→ **Exercise directions**:
Would you please copy each line below that includes the string "JSON"?

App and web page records

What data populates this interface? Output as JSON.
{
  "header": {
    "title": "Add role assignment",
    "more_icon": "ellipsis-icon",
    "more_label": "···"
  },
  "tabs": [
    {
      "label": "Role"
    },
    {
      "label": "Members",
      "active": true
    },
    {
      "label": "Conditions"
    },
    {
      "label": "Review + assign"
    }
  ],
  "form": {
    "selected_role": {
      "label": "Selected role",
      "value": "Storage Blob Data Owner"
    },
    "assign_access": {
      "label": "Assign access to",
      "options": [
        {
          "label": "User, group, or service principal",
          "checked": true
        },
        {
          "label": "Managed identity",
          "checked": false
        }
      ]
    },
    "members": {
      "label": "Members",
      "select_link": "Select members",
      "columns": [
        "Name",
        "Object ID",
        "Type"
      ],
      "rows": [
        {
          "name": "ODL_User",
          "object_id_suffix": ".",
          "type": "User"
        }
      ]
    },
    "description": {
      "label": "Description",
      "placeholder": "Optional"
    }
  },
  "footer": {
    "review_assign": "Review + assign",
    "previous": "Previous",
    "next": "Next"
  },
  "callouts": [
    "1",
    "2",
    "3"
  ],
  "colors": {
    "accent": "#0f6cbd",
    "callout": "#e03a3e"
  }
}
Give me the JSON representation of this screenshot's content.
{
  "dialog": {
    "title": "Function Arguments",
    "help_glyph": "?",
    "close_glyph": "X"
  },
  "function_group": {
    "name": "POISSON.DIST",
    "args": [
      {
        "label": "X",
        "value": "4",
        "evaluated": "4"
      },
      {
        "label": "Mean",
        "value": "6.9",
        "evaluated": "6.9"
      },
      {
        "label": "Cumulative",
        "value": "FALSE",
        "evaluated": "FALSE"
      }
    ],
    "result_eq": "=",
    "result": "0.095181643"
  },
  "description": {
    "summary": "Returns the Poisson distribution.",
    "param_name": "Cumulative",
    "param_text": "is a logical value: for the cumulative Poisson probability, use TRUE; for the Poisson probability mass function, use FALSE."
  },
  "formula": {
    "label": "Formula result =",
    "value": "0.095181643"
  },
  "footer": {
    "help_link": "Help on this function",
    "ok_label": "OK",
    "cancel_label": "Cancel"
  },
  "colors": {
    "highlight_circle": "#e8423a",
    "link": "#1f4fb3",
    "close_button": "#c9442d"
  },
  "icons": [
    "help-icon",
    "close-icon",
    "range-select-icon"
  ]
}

→ **Reply**:
What data populates this interface? Output as JSON.
Give me the JSON representation of this screenshot's content.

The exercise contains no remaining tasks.